Future of online studies in Uganda remains unclear

Sunday July 26 2020


By Timothy Kajja

After months of enduring the lockdown, Uganda is engineering modes of gradually reopening-up. One item that has been so close, but far from a breath of normalcy, is education.

A number of measures have been fronted to rebirth education in futility, but one. Sadly, as online studies had began to fall into shape, persecutors picked up weapons against a toddling target.

Benchmarking from South Africa, the country having re-opened schools in early June, has already confirmed hundreds of students who have contracted Covid-19 and hundreds of schools have already been re-shut to curb further spread of the novel coronavirus. This makes it easier to appreciate further physical closure of schools.

For mass testing of about 15 million students twice a month as earlier stated by Cabinet, there is nothing further from viability for a country that isn’t even close to testing a quarter of a million people in three months.

In the latest address, the President indefinitely postponed physical studies until a vaccine is secured. But we can’t confirm a date for this before questioning when mass production for the vaccine will be actualised. Cabinet is yet to abandon the idea of long-distance learning. But not everyone had to wait for a government mask to travel privately or board public transport. Why then should every student have to wait for a radio or TV from government?

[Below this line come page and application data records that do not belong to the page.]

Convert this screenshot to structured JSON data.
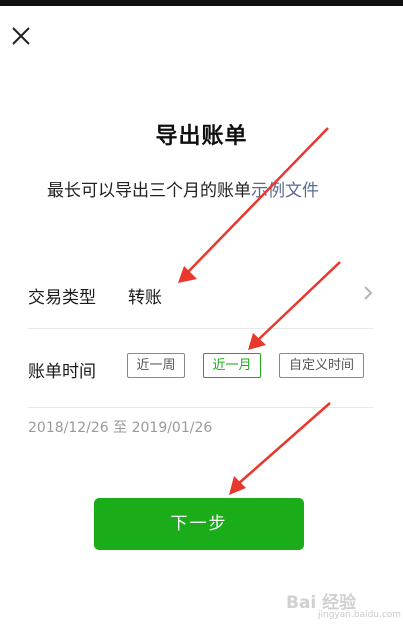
{
  "header": {
    "close_icon": "close-icon"
  },
  "main": {
    "title": "导出账单",
    "subtitle_text": "最长可以导出三个月的账单",
    "example_link": "示例文件"
  },
  "form": {
    "transaction_type": {
      "label": "交易类型",
      "value": "转账",
      "icon": "chevron-right-icon"
    },
    "bill_time": {
      "label": "账单时间",
      "options": [
        "近一周",
        "近一月",
        "自定义时间"
      ],
      "selected": "近一月"
    },
    "date_range": "2018/12/26 至 2019/01/26"
  },
  "actions": {
    "next_label": "下一步"
  },
  "colors": {
    "accent": "#1aad19",
    "link": "#576b95",
    "annotation_arrow": "#e8372c"
  },
  "watermark": {
    "main": "Bai 经验",
    "sub": "jingyan.baidu.com"
  }
}
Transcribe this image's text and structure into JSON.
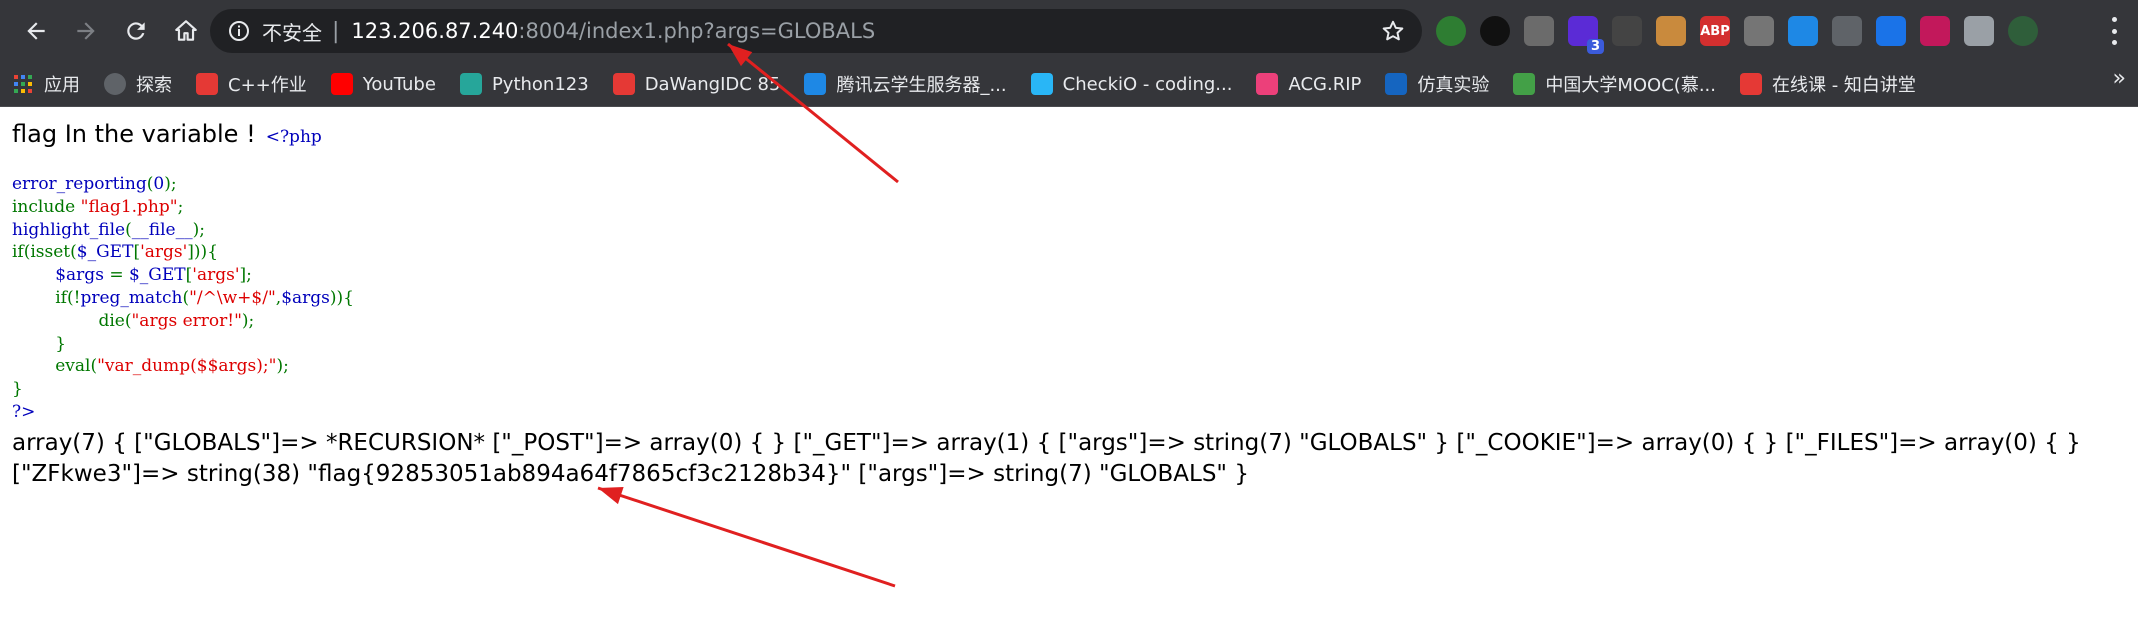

In the meantime, many students are choking on rent and utility bills. Struggling to feed for days that won’t count in their academic calendars. Several students with scholarships are on the verge of forfeiting the offers for grossly falling out of the time frames.


Not to mention those with offers for further studies scheduled for later this year. Students on education leave too are slowly being pushed to choose between the current studies and their dear jobs. Not forgetting the question of time, a priceless resource.
It’s from these considerations and more that the Law Development Centre (LDC) took the bold step to camouflage with the changing world and go online.

This was through a well studied process involving a successful three-week pilot phase, training of students and staff, consulting stakeholders, including students and the Ministry of education and Sports et cetera.
LDC remained cognisant of the challenges posed by the online studies.

For unstable network quality and power shortages, the centre adopted a model that enabled students revisit all classes in a self-paced manner. For Internet gadgets, LDC required all students to have a laptop as before registration, way before the pandemic struck. But nonetheless, the students’ guild has helped the few students with this challenges to secure Internet devices through fund drives.

For data costs, LDC secured cheaper data through Internet service providers. The students’ guild also pooled a data fund to assist with shortfalls. As a result, LDC registered a record attendance of more than 95 per cent during the online studies, way higher than the figures during the physical classes. LDC did not ask any student to fund online studies as alleged by some people. And as opposed to Uganda Christian University, LDC made no attempt whatsoever to examine students online.

Uganda is a very young country, where educating the next generation should be a main concern. Unfortunately, scientific studies are being seen as a danger, but scientific elections are seen as a goddess.

Timothy Kajja,